-- Assigned task --
Using the listing below, return each line exactly as it reads.

-- Supplied records --
-- Opening Marker --
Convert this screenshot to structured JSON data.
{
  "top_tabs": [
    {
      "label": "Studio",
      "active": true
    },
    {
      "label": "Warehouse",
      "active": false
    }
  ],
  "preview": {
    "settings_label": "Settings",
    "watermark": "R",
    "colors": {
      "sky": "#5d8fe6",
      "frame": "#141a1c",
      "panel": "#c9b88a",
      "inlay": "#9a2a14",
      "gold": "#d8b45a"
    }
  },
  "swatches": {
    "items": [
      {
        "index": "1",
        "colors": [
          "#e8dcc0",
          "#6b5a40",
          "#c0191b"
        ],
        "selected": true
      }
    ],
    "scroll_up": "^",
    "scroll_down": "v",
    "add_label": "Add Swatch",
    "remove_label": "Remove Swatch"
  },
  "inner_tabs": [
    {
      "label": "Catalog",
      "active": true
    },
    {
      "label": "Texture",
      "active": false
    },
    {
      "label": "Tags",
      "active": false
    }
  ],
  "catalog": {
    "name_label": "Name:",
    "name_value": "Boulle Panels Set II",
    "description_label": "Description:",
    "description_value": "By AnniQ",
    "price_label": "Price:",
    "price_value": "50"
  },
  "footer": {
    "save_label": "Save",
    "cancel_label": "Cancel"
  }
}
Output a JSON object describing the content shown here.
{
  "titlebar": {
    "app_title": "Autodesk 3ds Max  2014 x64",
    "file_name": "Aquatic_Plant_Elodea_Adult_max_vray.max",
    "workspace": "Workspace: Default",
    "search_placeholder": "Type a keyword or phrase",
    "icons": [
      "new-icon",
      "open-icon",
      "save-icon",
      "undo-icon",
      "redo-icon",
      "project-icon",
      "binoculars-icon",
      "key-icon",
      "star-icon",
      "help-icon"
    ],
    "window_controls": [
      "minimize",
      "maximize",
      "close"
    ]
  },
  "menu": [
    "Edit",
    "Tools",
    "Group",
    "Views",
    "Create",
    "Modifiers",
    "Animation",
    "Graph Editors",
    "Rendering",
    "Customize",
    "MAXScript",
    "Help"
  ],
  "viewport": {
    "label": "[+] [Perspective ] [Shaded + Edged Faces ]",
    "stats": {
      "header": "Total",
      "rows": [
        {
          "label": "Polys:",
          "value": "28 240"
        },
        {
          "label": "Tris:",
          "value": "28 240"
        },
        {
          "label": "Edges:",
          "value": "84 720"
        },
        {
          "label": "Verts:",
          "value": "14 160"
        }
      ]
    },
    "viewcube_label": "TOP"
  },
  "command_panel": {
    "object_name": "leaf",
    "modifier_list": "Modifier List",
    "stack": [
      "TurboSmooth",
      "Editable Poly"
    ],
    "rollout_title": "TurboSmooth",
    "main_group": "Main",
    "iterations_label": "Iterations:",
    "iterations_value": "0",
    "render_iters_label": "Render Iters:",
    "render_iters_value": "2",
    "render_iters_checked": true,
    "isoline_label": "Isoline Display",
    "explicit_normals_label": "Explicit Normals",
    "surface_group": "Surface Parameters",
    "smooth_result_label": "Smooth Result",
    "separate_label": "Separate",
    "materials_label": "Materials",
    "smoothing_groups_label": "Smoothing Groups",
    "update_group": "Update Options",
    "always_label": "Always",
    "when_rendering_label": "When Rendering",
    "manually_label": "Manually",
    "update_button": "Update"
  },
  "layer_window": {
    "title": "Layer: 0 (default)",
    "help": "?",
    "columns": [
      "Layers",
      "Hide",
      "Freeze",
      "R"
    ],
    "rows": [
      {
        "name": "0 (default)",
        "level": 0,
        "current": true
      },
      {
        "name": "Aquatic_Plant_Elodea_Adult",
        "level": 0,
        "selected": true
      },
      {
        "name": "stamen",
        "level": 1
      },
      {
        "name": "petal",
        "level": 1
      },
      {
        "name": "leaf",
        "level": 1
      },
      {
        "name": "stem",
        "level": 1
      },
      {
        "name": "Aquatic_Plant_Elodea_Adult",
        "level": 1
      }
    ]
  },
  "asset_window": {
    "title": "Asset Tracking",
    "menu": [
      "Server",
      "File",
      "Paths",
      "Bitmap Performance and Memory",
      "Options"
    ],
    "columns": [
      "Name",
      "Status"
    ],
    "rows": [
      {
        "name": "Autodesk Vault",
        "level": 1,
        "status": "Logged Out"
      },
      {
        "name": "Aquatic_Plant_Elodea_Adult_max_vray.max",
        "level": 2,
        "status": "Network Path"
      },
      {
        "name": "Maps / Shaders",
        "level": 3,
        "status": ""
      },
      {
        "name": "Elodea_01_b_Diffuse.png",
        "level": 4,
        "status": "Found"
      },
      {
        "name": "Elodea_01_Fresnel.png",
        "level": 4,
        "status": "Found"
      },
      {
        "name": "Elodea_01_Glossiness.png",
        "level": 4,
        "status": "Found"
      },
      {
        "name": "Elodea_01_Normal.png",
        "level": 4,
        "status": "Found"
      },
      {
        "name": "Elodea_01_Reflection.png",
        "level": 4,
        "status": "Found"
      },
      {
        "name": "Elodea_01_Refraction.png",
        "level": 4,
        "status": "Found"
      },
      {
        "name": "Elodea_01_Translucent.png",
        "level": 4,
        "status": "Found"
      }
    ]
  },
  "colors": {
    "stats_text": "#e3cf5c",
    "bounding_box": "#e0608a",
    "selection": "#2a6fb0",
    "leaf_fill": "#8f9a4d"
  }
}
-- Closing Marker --
-- Answer area --
Convert this screenshot to structured JSON data.
{
  "top_tabs": [
    {
      "label": "Studio",
      "active": true
    },
    {
      "label": "Warehouse",
      "active": false
    }
  ],
  "preview": {
    "settings_label": "Settings",
    "watermark": "R",
    "colors": {
      "sky": "#5d8fe6",
      "frame": "#141a1c",
      "panel": "#c9b88a",
      "inlay": "#9a2a14",
      "gold": "#d8b45a"
    }
  },
  "swatches": {
    "items": [
      {
        "index": "1",
        "colors": [
          "#e8dcc0",
          "#6b5a40",
          "#c0191b"
        ],
        "selected": true
      }
    ],
    "scroll_up": "^",
    "scroll_down": "v",
    "add_label": "Add Swatch",
    "remove_label": "Remove Swatch"
  },
  "inner_tabs": [
    {
      "label": "Catalog",
      "active": true
    },
    {
      "label": "Texture",
      "active": false
    },
    {
      "label": "Tags",
      "active": false
    }
  ],
  "catalog": {
    "name_label": "Name:",
    "name_value": "Boulle Panels Set II",
    "description_label": "Description:",
    "description_value": "By AnniQ",
    "price_label": "Price:",
    "price_value": "50"
  },
  "footer": {
    "save_label": "Save",
    "cancel_label": "Cancel"
  }
}
Output a JSON object describing the content shown here.
{
  "titlebar": {
    "app_title": "Autodesk 3ds Max  2014 x64",
    "file_name": "Aquatic_Plant_Elodea_Adult_max_vray.max",
    "workspace": "Workspace: Default",
    "search_placeholder": "Type a keyword or phrase",
    "icons": [
      "new-icon",
      "open-icon",
      "save-icon",
      "undo-icon",
      "redo-icon",
      "project-icon",
      "binoculars-icon",
      "key-icon",
      "star-icon",
      "help-icon"
    ],
    "window_controls": [
      "minimize",
      "maximize",
      "close"
    ]
  },
  "menu": [
    "Edit",
    "Tools",
    "Group",
    "Views",
    "Create",
    "Modifiers",
    "Animation",
    "Graph Editors",
    "Rendering",
    "Customize",
    "MAXScript",
    "Help"
  ],
  "viewport": {
    "label": "[+] [Perspective ] [Shaded + Edged Faces ]",
    "stats": {
      "header": "Total",
      "rows": [
        {
          "label": "Polys:",
          "value": "28 240"
        },
        {
          "label": "Tris:",
          "value": "28 240"
        },
        {
          "label": "Edges:",
          "value": "84 720"
        },
        {
          "label": "Verts:",
          "value": "14 160"
        }
      ]
    },
    "viewcube_label": "TOP"
  },
  "command_panel": {
    "object_name": "leaf",
    "modifier_list": "Modifier List",
    "stack": [
      "TurboSmooth",
      "Editable Poly"
    ],
    "rollout_title": "TurboSmooth",
    "main_group": "Main",
    "iterations_label": "Iterations:",
    "iterations_value": "0",
    "render_iters_label": "Render Iters:",
    "render_iters_value": "2",
    "render_iters_checked": true,
    "isoline_label": "Isoline Display",
    "explicit_normals_label": "Explicit Normals",
    "surface_group": "Surface Parameters",
    "smooth_result_label": "Smooth Result",
    "separate_label": "Separate",
    "materials_label": "Materials",
    "smoothing_groups_label": "Smoothing Groups",
    "update_group": "Update Options",
    "always_label": "Always",
    "when_rendering_label": "When Rendering",
    "manually_label": "Manually",
    "update_button": "Update"
  },
  "layer_window": {
    "title": "Layer: 0 (default)",
    "help": "?",
    "columns": [
      "Layers",
      "Hide",
      "Freeze",
      "R"
    ],
    "rows": [
      {
        "name": "0 (default)",
        "level": 0,
        "current": true
      },
      {
        "name": "Aquatic_Plant_Elodea_Adult",
        "level": 0,
        "selected": true
      },
      {
        "name": "stamen",
        "level": 1
      },
      {
        "name": "petal",
        "level": 1
      },
      {
        "name": "leaf",
        "level": 1
      },
      {
        "name": "stem",
        "level": 1
      },
      {
        "name": "Aquatic_Plant_Elodea_Adult",
        "level": 1
      }
    ]
  },
  "asset_window": {
    "title": "Asset Tracking",
    "menu": [
      "Server",
      "File",
      "Paths",
      "Bitmap Performance and Memory",
      "Options"
    ],
    "columns": [
      "Name",
      "Status"
    ],
    "rows": [
      {
        "name": "Autodesk Vault",
        "level": 1,
        "status": "Logged Out"
      },
      {
        "name": "Aquatic_Plant_Elodea_Adult_max_vray.max",
        "level": 2,
        "status": "Network Path"
      },
      {
        "name": "Maps / Shaders",
        "level": 3,
        "status": ""
      },
      {
        "name": "Elodea_01_b_Diffuse.png",
        "level": 4,
        "status": "Found"
      },
      {
        "name": "Elodea_01_Fresnel.png",
        "level": 4,
        "status": "Found"
      },
      {
        "name": "Elodea_01_Glossiness.png",
        "level": 4,
        "status": "Found"
      },
      {
        "name": "Elodea_01_Normal.png",
        "level": 4,
        "status": "Found"
      },
      {
        "name": "Elodea_01_Reflection.png",
        "level": 4,
        "status": "Found"
      },
      {
        "name": "Elodea_01_Refraction.png",
        "level": 4,
        "status": "Found"
      },
      {
        "name": "Elodea_01_Translucent.png",
        "level": 4,
        "status": "Found"
      }
    ]
  },
  "colors": {
    "stats_text": "#e3cf5c",
    "bounding_box": "#e0608a",
    "selection": "#2a6fb0",
    "leaf_fill": "#8f9a4d"
  }
}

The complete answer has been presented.